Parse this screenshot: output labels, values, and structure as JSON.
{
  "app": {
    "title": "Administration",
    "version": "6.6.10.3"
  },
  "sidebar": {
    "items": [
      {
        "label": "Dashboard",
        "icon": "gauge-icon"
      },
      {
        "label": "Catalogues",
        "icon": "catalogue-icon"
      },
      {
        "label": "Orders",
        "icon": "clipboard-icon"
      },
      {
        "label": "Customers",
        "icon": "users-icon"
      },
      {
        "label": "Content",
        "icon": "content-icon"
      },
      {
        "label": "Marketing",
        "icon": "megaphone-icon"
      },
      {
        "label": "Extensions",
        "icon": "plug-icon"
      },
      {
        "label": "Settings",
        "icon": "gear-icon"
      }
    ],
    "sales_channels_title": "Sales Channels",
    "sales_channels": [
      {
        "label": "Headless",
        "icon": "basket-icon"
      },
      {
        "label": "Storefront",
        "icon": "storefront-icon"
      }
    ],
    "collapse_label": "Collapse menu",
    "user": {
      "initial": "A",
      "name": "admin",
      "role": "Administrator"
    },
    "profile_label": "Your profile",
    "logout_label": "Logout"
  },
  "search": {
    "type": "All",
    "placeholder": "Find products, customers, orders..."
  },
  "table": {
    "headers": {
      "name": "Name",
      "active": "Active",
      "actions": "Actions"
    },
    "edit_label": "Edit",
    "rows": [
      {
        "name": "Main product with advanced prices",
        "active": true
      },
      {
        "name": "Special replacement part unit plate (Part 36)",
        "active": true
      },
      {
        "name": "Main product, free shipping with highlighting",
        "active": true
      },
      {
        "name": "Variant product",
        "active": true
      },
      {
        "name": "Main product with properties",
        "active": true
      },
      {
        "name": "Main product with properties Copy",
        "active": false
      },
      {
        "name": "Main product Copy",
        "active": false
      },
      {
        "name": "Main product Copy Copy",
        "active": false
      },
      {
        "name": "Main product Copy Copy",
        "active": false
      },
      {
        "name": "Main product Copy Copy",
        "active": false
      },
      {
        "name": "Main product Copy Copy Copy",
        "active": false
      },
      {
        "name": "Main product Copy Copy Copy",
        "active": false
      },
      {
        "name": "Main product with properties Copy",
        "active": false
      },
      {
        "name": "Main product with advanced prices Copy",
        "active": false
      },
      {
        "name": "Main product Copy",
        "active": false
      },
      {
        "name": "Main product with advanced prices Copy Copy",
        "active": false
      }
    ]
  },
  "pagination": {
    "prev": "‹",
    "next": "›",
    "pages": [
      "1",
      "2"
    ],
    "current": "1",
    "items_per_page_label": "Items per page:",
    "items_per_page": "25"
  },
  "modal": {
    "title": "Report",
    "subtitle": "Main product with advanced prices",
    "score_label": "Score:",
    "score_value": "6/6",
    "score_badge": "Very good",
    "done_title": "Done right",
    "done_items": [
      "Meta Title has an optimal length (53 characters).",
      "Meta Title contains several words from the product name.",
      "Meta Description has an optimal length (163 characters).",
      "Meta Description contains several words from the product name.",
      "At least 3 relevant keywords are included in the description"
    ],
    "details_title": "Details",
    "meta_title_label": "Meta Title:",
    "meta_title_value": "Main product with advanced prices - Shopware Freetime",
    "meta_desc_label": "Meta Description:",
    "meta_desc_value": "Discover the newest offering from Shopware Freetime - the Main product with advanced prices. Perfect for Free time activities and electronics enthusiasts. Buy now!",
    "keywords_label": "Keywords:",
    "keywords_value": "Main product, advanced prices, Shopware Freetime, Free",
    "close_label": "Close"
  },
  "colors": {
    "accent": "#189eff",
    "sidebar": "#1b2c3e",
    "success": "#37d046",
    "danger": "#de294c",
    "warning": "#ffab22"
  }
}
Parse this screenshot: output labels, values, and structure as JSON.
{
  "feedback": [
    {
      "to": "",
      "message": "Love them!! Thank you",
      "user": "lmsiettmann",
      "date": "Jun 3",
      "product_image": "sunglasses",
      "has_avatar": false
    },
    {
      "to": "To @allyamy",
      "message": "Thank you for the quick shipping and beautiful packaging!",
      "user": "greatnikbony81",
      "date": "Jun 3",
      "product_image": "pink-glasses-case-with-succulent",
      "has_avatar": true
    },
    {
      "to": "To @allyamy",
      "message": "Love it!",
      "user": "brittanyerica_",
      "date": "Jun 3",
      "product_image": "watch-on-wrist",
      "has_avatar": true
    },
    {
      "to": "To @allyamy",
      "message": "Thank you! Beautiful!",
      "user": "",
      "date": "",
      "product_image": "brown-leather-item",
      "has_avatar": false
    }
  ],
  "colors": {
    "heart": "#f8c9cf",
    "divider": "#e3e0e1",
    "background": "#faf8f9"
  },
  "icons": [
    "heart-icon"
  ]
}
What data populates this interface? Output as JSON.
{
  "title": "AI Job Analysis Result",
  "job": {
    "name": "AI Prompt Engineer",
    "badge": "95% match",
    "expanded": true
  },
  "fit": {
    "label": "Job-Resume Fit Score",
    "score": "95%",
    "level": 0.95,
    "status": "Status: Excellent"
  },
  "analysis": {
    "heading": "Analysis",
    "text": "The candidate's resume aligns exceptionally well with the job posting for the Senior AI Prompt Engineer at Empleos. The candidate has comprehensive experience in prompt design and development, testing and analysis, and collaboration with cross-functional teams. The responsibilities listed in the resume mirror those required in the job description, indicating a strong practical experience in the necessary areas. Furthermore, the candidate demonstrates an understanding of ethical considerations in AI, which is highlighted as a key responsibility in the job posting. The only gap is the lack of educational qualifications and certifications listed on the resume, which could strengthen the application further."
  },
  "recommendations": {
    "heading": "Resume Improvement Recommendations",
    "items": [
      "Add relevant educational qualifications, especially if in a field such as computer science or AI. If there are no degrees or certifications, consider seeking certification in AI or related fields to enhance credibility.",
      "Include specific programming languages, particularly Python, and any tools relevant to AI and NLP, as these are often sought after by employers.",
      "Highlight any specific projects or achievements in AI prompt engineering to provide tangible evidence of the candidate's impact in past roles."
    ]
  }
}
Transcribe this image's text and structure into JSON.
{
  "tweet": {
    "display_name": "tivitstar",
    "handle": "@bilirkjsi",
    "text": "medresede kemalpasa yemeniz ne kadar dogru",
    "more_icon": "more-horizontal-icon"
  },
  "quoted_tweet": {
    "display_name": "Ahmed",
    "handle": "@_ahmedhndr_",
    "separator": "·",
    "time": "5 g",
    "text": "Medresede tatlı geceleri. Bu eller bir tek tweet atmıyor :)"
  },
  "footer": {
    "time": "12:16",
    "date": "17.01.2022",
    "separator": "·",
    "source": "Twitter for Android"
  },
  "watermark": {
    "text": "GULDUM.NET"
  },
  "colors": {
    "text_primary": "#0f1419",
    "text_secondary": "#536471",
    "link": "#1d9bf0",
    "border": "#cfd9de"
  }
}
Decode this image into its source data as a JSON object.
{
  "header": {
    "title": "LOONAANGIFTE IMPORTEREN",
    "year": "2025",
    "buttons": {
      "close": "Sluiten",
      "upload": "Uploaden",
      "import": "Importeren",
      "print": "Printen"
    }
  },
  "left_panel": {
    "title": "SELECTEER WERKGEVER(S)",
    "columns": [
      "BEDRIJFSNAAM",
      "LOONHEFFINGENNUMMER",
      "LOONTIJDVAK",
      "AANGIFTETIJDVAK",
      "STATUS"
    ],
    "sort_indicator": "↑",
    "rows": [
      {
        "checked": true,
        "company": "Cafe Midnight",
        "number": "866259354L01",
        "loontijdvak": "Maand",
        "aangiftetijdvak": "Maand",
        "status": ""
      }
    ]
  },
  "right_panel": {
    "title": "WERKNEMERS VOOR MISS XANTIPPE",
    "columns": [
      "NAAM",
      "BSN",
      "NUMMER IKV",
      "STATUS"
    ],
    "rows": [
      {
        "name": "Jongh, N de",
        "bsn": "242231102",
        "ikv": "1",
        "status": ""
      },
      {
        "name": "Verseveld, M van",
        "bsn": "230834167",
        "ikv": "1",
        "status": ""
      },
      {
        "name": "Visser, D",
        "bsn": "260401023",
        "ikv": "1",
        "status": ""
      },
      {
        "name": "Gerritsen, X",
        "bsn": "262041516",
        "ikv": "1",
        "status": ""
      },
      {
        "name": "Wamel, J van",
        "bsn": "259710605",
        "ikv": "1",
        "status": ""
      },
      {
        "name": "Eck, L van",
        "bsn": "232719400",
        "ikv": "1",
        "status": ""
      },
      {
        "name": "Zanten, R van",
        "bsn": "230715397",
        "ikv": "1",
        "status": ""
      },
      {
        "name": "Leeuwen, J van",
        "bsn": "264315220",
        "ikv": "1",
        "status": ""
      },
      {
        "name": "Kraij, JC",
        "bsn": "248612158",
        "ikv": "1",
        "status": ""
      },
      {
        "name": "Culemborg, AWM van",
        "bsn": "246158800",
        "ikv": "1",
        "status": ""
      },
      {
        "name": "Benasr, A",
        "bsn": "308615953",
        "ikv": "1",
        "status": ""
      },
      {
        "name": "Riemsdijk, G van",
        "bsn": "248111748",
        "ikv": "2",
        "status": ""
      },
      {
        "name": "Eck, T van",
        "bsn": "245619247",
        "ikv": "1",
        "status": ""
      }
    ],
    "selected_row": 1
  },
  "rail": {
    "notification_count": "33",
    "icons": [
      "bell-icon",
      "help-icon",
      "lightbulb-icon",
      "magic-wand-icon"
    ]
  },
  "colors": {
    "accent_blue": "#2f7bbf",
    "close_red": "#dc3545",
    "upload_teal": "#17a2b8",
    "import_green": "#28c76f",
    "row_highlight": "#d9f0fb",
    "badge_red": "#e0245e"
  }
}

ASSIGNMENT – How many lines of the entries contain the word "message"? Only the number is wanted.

SOLVED PROBLEM – 4